Activation of the retinoblastoma tumor suppressor mediates cell cycle inhibition and cell death in specific cervical cancer cell lines

Ryan J. Bourgo, Wesley A. Braden, Susanne I. Wells, Erik S. Knudsen

Research output: Contribution to journalArticle

6 Scopus citations


High-risk human papilloma virus (HPV) encodes two oncoproteins, E6 and E7, which are vital to viral replication and contribute to the development of cervical cancer. HPV16 E7 can target over 20 cellular proteins, but is best known for inactivating the retinoblastoma (RB) tumor suppressor. RB functions by restraining cells from entering S-phase of the cell cycle, thus preventing aberrant proliferation. While it is well established that HPV16 E7 facilitates the degradation of the RB protein, the ability of the RB pathway to overcome E7 action is less well understood. In this study the RB-pathway was activated via the overexpression of the p16ink4a tumor suppressor or ectopic expression of an active allele of RB (PSM-RB). While p16ink4a had no influence on cell cycle progression, PSM-RB expression was sufficient to induce a cell cycle arrest in both SiHa and HeLa cells, HPV positive cervical cancer cell lines. Strikingly, this arrest led to the downregulation of E2F target gene expression, which was antagonized via enhanced HPV-E7 expression. Since downmodulation of E7 function is associated with chronic growth arrest and senescence, the effect of PSM-RB on proliferation and survival was evaluated. Surprisingly, sustained PSM-RB expression impeded the proliferation of SiHa cells, resulting in both cell cycle inhibition and cell death. From these studies we conclude that active RB expression can sensitize specific cervical cancer cells to cell cycle inhibition and cell death. Thus, targeted therapies involving activation of RB function may be effective in inducing cell death in cervical cancer.

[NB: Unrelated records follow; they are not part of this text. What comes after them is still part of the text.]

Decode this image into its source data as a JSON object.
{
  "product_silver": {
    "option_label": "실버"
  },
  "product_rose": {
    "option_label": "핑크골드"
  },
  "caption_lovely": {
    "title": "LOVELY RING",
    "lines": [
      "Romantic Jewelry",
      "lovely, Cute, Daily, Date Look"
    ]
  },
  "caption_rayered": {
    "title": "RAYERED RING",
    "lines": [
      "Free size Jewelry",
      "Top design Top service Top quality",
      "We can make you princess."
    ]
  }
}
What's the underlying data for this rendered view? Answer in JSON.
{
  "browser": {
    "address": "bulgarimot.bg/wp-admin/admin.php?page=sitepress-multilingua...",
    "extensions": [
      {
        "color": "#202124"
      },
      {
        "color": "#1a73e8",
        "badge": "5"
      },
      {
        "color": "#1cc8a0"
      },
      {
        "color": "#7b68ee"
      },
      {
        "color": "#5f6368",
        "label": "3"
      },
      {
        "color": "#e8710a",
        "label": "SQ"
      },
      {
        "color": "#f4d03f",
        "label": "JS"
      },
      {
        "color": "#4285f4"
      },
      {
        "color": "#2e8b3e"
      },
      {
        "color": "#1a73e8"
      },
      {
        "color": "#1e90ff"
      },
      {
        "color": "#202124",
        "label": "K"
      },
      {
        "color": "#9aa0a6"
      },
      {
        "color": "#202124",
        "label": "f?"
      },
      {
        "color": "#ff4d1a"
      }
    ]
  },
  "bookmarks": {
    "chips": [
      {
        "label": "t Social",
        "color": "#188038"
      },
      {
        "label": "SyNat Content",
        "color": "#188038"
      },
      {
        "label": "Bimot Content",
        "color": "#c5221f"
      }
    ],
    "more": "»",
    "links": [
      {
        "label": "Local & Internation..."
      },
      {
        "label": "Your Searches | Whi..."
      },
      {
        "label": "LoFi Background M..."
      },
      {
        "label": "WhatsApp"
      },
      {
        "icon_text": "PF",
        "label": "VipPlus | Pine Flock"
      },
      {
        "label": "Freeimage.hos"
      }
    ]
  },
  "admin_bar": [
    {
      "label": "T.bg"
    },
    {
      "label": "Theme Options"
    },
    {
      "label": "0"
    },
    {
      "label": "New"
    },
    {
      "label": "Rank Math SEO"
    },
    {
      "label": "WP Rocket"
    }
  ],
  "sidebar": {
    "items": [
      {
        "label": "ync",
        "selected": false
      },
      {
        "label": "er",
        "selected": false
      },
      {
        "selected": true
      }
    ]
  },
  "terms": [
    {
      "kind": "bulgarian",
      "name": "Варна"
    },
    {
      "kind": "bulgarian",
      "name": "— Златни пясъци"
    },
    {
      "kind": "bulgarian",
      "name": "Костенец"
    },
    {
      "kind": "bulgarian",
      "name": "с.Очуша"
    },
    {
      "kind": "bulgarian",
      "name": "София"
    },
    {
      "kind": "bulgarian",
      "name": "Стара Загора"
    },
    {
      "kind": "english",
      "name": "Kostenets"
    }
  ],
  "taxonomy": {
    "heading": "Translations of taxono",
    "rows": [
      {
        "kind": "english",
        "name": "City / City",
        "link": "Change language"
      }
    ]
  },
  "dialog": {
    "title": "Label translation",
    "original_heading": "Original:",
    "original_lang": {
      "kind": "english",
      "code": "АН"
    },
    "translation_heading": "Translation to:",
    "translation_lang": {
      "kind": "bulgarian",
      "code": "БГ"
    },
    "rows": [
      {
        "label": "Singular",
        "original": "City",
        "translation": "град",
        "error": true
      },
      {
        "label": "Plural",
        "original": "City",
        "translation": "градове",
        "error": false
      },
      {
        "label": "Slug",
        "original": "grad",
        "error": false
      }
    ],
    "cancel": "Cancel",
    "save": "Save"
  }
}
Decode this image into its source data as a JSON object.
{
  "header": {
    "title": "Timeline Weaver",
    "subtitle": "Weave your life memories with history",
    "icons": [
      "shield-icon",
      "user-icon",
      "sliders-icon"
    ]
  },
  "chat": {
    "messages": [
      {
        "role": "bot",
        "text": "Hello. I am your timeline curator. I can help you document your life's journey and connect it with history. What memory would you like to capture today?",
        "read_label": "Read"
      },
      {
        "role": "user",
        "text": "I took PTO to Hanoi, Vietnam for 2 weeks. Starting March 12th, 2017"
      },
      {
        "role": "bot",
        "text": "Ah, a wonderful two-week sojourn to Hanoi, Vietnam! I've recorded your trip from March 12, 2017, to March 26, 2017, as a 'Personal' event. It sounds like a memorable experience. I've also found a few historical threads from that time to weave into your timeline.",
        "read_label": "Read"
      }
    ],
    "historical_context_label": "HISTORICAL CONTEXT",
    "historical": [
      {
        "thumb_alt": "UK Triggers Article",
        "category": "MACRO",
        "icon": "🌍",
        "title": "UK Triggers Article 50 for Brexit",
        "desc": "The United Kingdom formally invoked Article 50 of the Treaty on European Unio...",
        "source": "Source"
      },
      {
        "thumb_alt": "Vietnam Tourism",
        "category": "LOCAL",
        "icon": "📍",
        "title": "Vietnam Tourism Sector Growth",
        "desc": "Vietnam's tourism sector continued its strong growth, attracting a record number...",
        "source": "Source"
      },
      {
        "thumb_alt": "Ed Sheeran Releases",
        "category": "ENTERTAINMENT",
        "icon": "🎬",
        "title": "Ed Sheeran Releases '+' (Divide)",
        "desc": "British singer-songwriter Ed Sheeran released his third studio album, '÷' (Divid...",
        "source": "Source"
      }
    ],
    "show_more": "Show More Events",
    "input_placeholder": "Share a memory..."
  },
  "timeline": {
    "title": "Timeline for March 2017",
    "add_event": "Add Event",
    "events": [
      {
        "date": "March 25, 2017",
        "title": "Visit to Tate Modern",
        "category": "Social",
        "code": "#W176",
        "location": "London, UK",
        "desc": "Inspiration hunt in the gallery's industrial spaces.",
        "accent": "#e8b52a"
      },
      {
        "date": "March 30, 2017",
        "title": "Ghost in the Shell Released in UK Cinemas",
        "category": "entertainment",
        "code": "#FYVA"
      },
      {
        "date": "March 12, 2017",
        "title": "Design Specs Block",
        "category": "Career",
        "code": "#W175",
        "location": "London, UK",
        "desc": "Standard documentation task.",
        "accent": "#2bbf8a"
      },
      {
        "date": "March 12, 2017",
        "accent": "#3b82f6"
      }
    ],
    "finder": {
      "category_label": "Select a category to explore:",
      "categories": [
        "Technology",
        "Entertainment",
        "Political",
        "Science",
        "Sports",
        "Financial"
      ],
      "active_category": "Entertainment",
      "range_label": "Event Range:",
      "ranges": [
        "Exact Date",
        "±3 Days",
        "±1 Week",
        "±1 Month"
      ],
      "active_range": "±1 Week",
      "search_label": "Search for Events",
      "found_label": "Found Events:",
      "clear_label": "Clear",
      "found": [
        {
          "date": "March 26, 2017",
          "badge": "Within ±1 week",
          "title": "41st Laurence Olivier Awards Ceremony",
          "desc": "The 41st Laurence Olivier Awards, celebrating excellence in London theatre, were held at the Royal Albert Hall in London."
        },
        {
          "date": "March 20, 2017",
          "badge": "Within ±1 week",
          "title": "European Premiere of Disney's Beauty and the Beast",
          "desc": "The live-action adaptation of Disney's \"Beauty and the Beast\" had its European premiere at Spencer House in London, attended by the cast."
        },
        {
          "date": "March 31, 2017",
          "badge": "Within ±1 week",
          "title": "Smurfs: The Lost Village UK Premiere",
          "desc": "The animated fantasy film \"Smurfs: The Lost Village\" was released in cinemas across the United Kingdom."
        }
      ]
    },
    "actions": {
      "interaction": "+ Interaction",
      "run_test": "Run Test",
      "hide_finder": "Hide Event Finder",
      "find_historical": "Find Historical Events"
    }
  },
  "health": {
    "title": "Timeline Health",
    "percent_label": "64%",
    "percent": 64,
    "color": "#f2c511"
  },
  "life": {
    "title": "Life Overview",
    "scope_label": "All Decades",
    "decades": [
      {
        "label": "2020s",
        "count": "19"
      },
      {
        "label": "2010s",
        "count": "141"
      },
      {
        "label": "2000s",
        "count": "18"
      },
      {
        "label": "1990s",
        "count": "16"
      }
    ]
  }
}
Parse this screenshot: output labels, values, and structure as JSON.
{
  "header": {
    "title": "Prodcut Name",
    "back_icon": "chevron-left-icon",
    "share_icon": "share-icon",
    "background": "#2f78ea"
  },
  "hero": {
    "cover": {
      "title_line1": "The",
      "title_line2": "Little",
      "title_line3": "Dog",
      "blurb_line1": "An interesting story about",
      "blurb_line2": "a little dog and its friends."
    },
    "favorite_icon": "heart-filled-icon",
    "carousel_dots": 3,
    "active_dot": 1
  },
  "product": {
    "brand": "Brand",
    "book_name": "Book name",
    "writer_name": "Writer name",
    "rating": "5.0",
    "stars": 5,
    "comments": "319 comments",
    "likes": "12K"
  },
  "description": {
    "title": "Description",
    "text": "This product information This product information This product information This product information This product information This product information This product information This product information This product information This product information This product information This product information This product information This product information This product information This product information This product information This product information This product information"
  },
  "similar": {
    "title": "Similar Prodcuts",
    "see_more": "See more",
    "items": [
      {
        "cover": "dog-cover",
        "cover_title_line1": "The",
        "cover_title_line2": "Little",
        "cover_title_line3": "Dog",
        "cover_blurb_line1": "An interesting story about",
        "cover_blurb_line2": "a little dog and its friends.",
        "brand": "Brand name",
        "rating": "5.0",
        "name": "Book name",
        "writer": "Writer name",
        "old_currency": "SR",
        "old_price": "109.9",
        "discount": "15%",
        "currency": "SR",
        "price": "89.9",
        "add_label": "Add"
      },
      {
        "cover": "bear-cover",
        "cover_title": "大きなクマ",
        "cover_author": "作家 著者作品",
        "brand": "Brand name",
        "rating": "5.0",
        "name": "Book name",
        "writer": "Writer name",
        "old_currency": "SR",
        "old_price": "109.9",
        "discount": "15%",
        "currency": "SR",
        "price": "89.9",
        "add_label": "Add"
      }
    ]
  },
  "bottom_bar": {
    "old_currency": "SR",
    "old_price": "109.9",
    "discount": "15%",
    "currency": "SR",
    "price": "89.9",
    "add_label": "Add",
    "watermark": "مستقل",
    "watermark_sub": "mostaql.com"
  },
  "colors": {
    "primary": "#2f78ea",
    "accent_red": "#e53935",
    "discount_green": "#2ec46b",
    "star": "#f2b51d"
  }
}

Original languageEnglish (US)
Pages (from-to)45-55
Number of pages11
JournalMolecular Carcinogenesis
Issue number1
StatePublished - Jan 1 2009



  • Apoptosis
  • Cervical cancer
  • E7
  • HPV
  • RB

ASJC Scopus subject areas

  • Molecular Biology
  • Cancer Research

Cite this